[Entries from a dataset of interfaces]
Content starts

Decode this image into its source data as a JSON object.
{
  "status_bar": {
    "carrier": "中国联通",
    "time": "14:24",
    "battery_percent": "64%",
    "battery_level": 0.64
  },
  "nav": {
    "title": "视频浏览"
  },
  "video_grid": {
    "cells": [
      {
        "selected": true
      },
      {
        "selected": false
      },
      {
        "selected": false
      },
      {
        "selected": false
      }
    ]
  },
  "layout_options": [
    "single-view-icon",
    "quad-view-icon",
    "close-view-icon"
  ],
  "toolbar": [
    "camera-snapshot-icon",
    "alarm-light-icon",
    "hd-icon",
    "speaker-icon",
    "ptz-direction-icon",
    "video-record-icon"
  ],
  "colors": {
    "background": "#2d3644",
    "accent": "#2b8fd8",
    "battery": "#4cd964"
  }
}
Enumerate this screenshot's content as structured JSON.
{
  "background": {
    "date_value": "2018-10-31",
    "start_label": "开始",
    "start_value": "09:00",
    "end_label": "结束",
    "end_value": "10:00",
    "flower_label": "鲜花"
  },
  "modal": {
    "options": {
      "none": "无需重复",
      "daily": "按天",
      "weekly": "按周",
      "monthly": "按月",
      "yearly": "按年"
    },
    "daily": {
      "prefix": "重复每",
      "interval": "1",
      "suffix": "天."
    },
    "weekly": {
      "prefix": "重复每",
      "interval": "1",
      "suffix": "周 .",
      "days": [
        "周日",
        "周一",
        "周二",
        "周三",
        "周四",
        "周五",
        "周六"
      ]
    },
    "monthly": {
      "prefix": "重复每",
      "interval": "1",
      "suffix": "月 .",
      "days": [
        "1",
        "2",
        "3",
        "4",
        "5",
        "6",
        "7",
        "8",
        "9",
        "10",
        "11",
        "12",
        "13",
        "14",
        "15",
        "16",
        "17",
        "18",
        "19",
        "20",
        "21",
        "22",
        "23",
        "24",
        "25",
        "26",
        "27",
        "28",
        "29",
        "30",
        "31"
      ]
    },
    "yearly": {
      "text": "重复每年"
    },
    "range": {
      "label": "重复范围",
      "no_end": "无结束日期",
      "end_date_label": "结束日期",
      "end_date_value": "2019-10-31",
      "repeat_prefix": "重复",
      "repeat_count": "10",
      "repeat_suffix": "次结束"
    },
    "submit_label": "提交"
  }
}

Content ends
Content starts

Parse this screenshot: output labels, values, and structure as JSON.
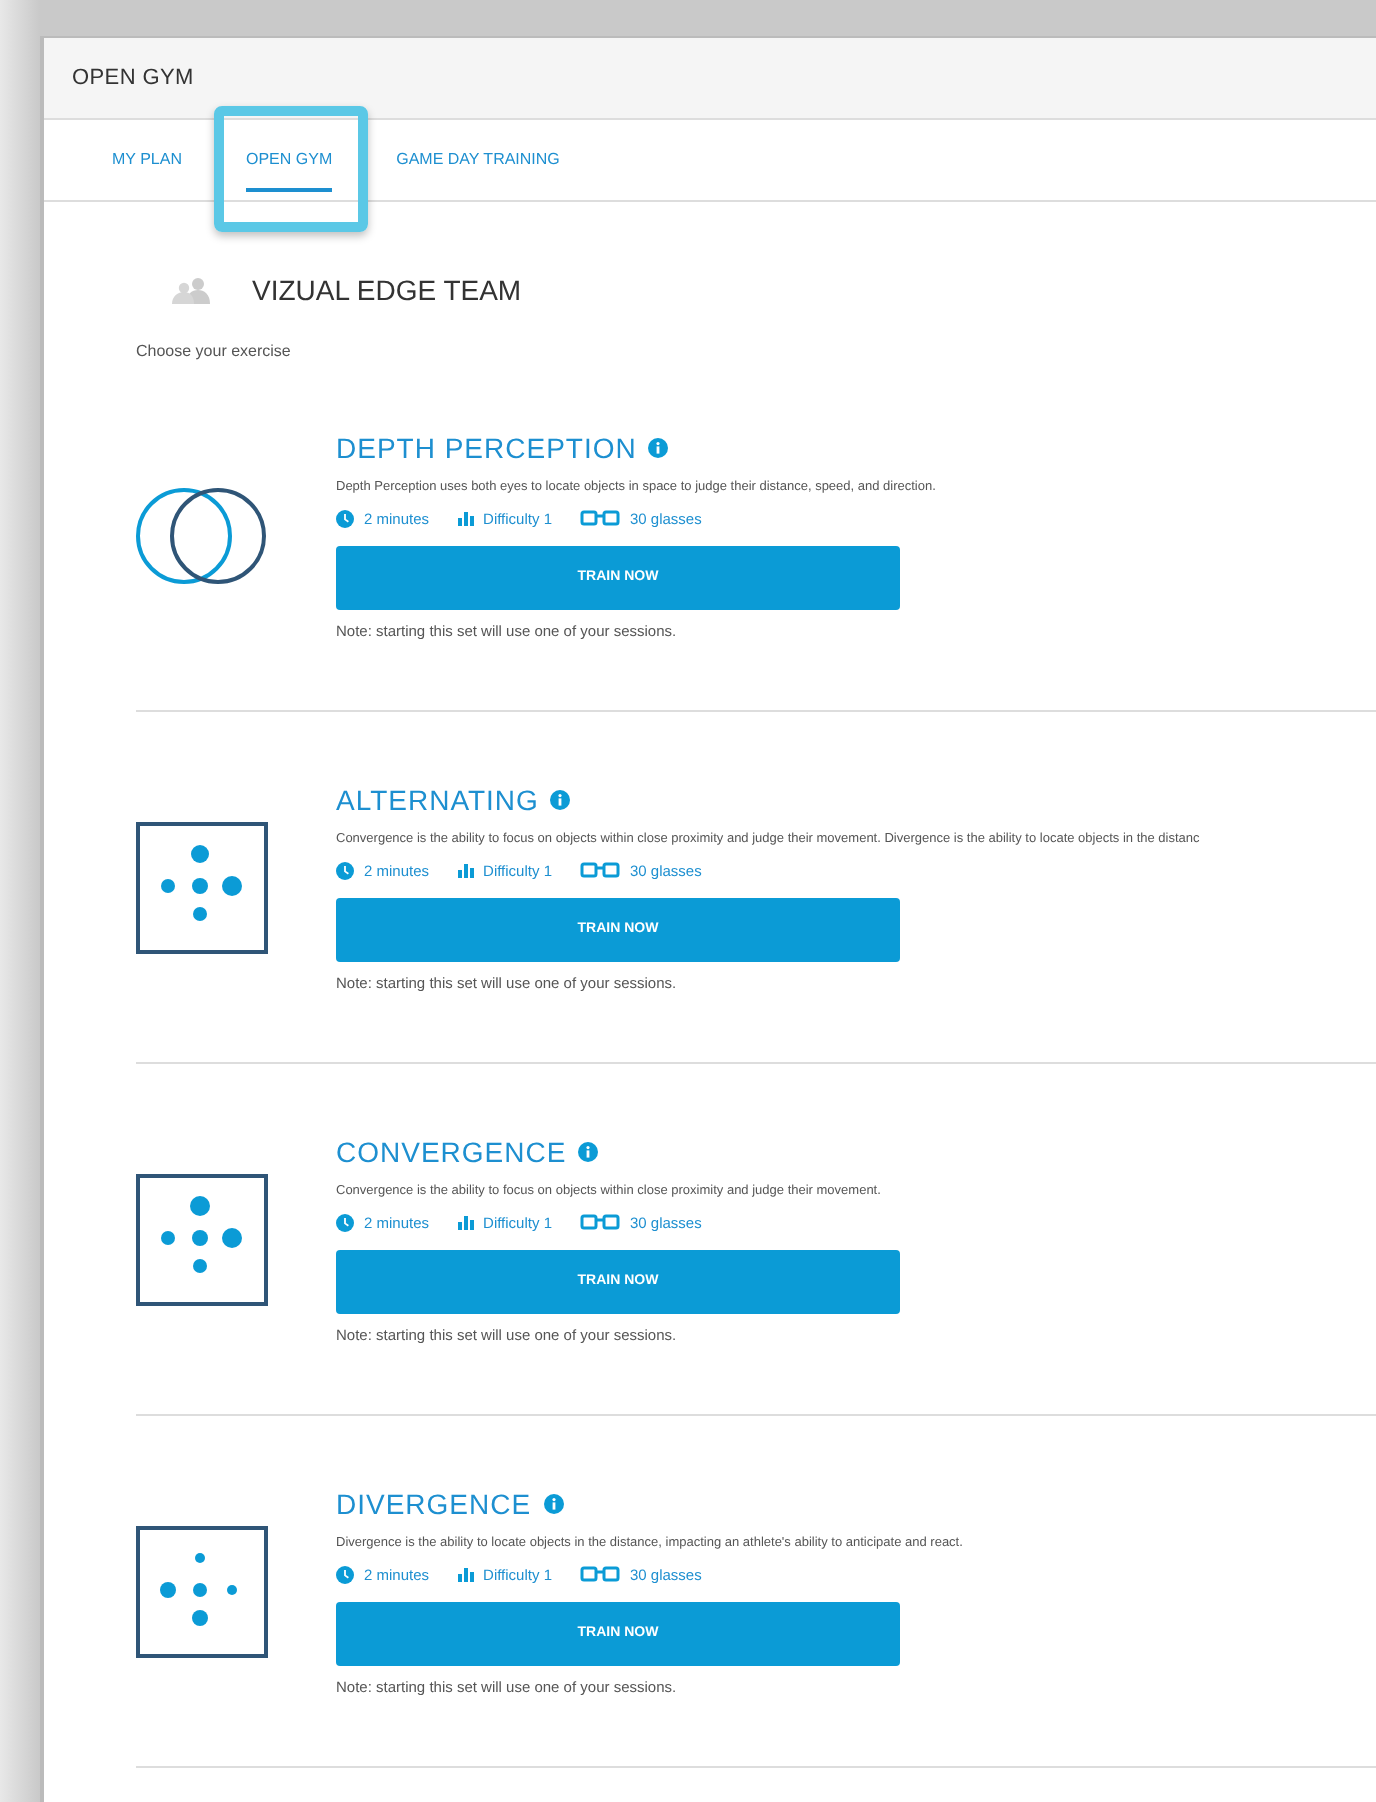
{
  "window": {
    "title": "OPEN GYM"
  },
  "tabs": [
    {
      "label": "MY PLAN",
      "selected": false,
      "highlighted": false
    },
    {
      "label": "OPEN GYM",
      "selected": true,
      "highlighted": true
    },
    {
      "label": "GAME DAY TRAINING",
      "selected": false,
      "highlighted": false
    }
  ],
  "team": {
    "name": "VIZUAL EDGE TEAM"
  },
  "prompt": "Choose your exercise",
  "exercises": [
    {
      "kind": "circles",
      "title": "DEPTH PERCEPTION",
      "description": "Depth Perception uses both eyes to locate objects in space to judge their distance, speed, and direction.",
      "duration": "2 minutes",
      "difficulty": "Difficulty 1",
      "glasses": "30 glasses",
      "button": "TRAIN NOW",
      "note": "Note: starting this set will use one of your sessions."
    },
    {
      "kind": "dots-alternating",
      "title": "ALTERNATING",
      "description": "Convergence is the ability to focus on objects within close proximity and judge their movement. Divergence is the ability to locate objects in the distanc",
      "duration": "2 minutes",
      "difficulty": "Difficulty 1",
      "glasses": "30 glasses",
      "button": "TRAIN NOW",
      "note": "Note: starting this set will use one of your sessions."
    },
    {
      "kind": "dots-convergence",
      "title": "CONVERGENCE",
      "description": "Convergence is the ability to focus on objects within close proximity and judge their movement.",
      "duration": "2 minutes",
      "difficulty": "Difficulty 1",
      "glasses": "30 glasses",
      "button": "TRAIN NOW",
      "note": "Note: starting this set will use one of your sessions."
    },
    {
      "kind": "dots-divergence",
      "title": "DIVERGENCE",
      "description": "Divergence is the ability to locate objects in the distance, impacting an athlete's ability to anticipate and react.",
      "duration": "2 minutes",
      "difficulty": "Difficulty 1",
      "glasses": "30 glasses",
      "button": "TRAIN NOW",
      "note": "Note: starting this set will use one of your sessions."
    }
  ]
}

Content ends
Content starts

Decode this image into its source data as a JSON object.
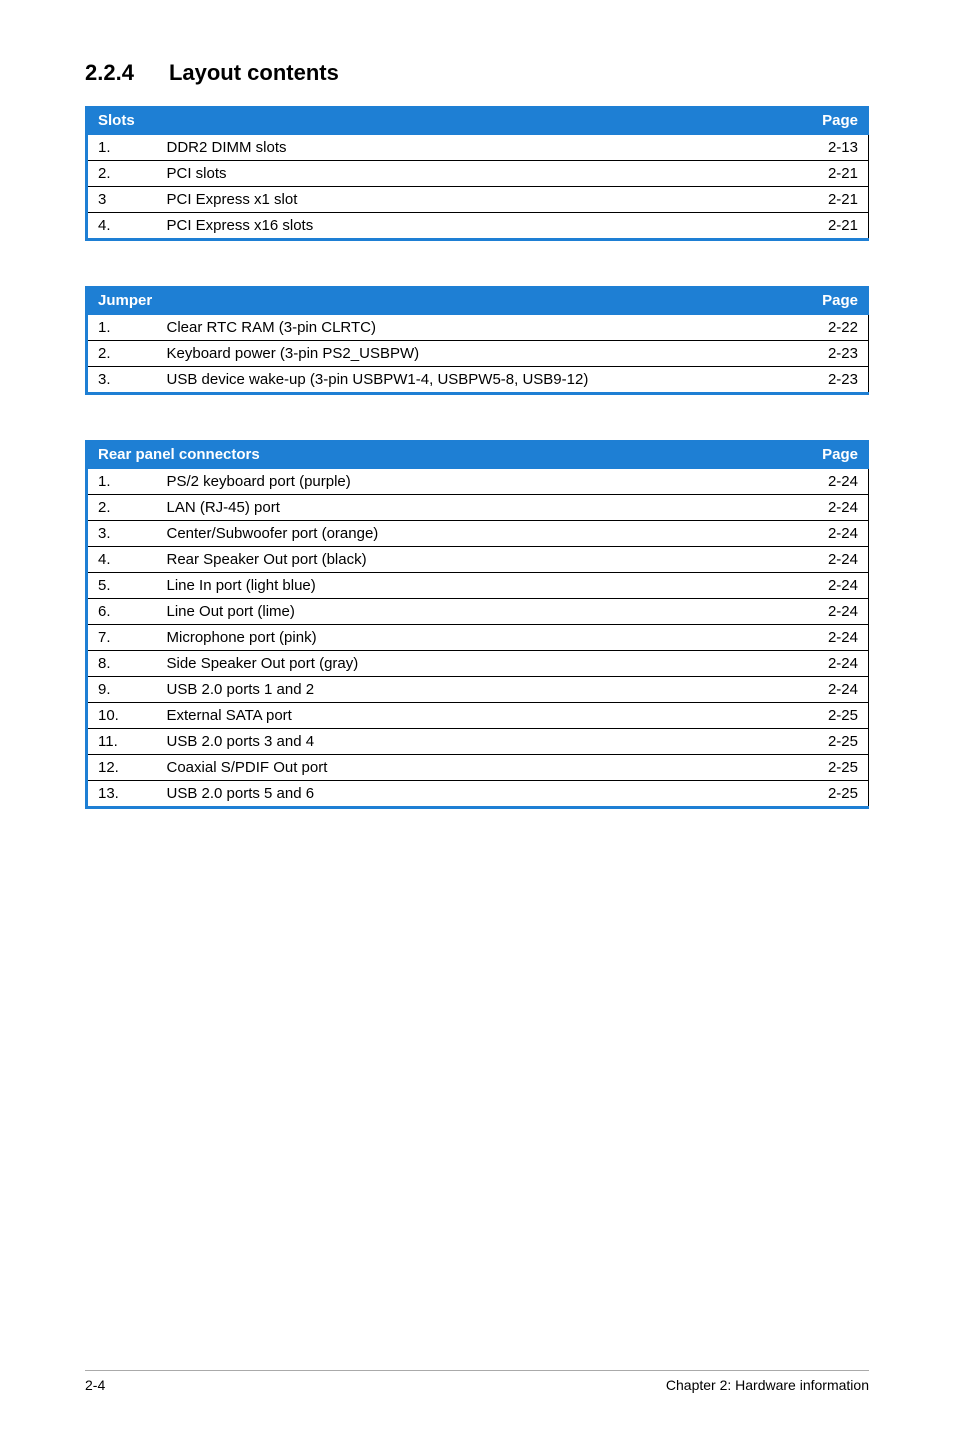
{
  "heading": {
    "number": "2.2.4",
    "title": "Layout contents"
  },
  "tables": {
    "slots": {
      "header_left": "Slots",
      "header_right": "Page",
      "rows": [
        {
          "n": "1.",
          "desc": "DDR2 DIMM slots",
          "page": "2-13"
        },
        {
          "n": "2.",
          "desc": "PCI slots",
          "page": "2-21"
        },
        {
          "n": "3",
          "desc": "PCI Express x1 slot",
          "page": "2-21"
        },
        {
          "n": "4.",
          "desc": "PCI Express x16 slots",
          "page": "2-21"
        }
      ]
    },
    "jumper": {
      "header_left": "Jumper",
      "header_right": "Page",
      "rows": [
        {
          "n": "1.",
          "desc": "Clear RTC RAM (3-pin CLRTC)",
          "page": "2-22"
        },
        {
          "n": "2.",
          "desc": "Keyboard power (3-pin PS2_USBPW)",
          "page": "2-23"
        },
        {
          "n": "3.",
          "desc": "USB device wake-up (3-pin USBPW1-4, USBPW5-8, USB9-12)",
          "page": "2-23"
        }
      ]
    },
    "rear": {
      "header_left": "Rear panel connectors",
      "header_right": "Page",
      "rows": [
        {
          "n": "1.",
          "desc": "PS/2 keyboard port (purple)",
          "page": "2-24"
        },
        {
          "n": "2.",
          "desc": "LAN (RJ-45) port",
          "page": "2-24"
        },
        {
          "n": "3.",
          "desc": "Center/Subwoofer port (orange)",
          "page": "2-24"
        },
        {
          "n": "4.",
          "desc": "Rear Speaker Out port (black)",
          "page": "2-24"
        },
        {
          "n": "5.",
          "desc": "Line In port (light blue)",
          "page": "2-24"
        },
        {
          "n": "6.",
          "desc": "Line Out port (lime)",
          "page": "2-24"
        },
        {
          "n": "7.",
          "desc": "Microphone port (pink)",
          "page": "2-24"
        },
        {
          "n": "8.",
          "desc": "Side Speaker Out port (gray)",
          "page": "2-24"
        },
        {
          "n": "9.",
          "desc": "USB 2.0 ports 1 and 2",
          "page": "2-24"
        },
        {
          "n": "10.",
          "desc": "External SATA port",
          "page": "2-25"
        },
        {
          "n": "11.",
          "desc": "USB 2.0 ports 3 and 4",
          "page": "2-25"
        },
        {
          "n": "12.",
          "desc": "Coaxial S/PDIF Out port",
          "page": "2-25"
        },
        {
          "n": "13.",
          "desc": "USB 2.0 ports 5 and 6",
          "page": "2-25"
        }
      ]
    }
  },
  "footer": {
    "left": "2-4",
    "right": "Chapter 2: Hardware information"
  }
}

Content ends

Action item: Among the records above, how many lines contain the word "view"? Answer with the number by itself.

Answer below: 3